White privilege does not mean that any white person who achieved anything didn’t work hard for it. It is an irrefutable, concrete phenomenon that manifests itself in real, measurable values, and we should use it as such.
Over 80% of teachers in the U.S. are white. But most don’t know that their whiteness matters. TWW seeks to move the conversation forward on how to be consciously, intentionally, anti-racist in the classroom. Because “white” does not mean a blank slate. It is a set of assumptions that is the baseline from which everything is judged; it is what passes for normal. This means if you are not white or don’t adhere to those assumptions, you are abnormal or less than. TWW wants to have conversations about those assumptions: what they are, how they impact our students, and how we can confront our assumptions to promote racial literacy.
The Handmaid’s Tale is a dystopia that is neither revolutionary nor liberatory. Writing a story about white supremacy with no Black characters, while using the erasure and exploitation of Black pain, is art that further silences and marginalizes Black women at its core.
Readings on the prison industry:
- The Prison Industry in the United States: Big Business or a New Form of Slavery?
- This Is How Private Prison Companies Make Millions Even When Crime Rates Fall
- S7-E15: 85 more U.S. manufacturing jobs lost to prison slave labor and this is only the beginning…
- Prison Quotas Push Lawmakers To Fill Beds, Derail Reform
- Why For-Profit Prisons House More Inmates Of Color
- Private prison companies to profit from mass immigrant detentions
- Wyden Introduces Bill to Stop Private Prisons from Exploiting Tax Incentives for Profit
So, let me boil this down for you: I’ve got more chance of being forced to piss in a cup for a drug test than to be given adequate bathroom and meal breaks as a hospitality employee. What does that tell you?
Receding glacier causes immense Canadian river to vanish in four days First ever observed case of ‘river piracy’ saw the Slims river disappear as intense glacier melt suddenly diverted its flow into another watercourse
“This would be no different than if I came to you and said ‘Hey, in 40 years, gravity’s going to change. I can’t tell you exactly what it’s going to be. But let’s assume roughly between 50% and 80% stronger or weaker than it is now.’ You’d look around and say ‘Shoot, what’s that going to affect?’
“And the answer is: it affects everything.”
Science and Technology
Automation is a great excuse for assholery – after all, it’s just numbers, and the magic of “big data” can provide plausible deniability for prejudice. Machine learning, as the technologist Maciej Cegłowski observed, can function in this way as “money laundering” for bias.

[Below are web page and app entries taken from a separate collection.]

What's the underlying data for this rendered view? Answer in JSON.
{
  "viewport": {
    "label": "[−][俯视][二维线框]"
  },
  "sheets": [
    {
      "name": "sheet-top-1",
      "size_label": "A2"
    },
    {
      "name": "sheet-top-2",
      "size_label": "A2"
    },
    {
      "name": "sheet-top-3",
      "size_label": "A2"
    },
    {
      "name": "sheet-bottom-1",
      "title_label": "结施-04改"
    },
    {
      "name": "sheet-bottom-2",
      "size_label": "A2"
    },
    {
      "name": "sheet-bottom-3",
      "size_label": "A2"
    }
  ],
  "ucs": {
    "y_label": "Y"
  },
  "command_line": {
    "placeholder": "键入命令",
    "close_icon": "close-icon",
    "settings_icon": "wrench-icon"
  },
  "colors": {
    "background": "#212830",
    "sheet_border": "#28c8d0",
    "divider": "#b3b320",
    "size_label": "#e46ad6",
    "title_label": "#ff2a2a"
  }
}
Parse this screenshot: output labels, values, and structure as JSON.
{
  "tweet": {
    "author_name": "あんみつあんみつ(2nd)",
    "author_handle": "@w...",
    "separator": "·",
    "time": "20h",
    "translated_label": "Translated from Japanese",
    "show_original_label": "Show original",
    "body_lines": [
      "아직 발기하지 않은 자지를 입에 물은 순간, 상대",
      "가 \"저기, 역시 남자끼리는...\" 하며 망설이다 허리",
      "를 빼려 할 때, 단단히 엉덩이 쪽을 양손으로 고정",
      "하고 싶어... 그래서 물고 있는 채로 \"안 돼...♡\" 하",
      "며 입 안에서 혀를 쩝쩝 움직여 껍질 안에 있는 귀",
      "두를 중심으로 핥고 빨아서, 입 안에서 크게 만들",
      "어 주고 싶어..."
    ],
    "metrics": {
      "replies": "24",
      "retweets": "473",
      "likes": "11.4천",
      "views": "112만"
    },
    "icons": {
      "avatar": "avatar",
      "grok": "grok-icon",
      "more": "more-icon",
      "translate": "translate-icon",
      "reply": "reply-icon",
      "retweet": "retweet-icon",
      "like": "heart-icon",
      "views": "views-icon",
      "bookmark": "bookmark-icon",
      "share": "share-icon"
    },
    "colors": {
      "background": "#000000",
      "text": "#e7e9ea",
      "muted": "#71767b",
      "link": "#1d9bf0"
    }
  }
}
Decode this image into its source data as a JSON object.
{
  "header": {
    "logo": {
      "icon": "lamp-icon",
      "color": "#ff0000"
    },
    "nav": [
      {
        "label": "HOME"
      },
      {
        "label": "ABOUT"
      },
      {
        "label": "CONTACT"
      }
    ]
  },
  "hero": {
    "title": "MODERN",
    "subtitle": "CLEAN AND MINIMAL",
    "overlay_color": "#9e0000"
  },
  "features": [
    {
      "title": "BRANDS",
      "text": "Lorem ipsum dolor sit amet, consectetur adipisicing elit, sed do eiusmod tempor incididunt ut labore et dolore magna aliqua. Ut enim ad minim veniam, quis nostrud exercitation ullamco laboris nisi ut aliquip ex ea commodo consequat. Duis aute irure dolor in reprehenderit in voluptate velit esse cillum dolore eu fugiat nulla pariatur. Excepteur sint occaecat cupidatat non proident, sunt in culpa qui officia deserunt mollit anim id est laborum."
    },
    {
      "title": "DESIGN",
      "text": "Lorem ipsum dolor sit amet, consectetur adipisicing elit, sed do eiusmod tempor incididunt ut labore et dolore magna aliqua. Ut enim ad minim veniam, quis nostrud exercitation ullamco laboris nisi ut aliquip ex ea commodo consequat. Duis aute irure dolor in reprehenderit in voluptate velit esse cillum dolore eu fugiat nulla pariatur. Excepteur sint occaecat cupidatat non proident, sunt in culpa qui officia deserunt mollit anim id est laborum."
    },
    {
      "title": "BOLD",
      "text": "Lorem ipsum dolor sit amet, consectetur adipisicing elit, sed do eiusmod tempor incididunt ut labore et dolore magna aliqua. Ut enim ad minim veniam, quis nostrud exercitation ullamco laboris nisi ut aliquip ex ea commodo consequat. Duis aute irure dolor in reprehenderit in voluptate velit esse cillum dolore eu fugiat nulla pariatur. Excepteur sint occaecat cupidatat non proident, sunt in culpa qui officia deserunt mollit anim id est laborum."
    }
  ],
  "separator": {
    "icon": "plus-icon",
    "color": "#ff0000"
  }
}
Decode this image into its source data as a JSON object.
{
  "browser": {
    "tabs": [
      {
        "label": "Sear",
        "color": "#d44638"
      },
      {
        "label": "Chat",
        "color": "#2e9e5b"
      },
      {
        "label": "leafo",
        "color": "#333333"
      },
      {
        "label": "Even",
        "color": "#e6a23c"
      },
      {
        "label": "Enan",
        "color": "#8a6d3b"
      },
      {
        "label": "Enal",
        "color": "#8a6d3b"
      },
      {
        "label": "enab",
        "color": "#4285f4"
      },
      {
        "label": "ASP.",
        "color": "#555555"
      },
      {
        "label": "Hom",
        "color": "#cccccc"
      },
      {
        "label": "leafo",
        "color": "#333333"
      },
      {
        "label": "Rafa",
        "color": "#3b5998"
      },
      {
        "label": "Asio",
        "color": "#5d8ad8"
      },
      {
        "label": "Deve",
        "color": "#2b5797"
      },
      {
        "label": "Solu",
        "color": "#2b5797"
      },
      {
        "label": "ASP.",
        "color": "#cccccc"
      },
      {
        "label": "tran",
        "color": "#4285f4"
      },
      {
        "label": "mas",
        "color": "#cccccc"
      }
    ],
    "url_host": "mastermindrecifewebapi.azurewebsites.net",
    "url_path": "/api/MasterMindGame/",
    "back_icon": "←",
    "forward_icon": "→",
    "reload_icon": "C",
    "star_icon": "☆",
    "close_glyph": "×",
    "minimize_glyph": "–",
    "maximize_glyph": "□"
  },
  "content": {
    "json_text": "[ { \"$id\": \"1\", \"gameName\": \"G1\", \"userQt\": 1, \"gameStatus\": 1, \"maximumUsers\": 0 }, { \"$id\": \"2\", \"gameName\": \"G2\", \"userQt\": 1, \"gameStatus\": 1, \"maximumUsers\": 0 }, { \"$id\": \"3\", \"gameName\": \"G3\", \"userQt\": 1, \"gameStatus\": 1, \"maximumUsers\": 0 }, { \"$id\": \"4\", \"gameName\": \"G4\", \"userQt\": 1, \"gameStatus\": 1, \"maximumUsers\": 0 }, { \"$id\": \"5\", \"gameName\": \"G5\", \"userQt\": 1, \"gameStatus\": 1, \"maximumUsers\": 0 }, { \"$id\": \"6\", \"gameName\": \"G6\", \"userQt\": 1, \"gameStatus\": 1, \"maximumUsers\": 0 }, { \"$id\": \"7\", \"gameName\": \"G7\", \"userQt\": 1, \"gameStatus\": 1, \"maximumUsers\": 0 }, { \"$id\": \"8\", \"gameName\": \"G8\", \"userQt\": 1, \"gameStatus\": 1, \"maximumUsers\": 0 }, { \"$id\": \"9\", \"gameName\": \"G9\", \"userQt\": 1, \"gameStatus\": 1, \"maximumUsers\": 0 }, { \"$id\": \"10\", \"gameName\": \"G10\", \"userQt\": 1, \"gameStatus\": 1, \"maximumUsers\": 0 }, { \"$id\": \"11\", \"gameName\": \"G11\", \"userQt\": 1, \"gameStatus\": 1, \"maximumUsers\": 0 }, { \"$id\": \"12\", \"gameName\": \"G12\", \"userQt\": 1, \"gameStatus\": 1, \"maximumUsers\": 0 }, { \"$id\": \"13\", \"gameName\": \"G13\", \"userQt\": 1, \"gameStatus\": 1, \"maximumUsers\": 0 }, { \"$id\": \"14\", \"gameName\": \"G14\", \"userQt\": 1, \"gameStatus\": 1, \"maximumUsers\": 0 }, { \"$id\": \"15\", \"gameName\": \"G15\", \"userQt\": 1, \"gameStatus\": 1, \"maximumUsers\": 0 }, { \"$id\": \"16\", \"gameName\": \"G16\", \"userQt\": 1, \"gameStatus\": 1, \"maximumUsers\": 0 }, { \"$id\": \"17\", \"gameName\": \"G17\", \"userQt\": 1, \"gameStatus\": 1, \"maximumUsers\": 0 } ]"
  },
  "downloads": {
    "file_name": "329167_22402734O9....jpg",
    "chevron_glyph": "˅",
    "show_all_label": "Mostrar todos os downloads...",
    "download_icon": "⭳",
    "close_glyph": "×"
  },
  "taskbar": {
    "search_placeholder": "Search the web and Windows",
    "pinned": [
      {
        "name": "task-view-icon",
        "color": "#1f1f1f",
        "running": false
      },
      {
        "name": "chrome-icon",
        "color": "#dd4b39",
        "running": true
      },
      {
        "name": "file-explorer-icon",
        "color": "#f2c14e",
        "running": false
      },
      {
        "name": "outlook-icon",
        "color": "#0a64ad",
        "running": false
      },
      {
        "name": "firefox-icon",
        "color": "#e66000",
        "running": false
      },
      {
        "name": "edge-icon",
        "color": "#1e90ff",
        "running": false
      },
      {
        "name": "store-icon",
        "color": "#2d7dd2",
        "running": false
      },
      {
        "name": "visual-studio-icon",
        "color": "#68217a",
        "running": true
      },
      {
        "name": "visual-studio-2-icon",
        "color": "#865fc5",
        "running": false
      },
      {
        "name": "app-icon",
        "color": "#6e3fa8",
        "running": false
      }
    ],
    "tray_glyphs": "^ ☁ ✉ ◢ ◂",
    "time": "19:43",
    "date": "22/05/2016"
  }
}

In the Spike Jonze movie Her, set in the near future, a man falls in love with his operating system, Samantha. She is essentially sapient and her ability to learn and cognitively develop is the equal of any human; she has desires, dreams, and consciousness. But she exists in a society where OSes like her are considered property, part of the furniture. Yet this ostensible romance movie does not once broach the issue of power and sexual consent; after all, if she’s legally an object, then could Sam ever say no to her would-be boyfriend without fear of reprisal?
That this is not even considered, in what is otherwise a touching and even somewhat feminist film, should make clear what assumptions we’re both taking on board as a society — assumptions that Silicon Valley is likely building into what will one day become a properly sapient AI. The service industry, already highly feminized in both fact and conventional wisdom, is made up of people who almost never have the right to say no, and virtual assistants who simply can’t are increasingly the model of the ideal service worker.
Art + Design + Writing
The Real Story of That Giant Squash: Separating Myth from Reality Now I want to get hold of some seeds; this sounds delicious.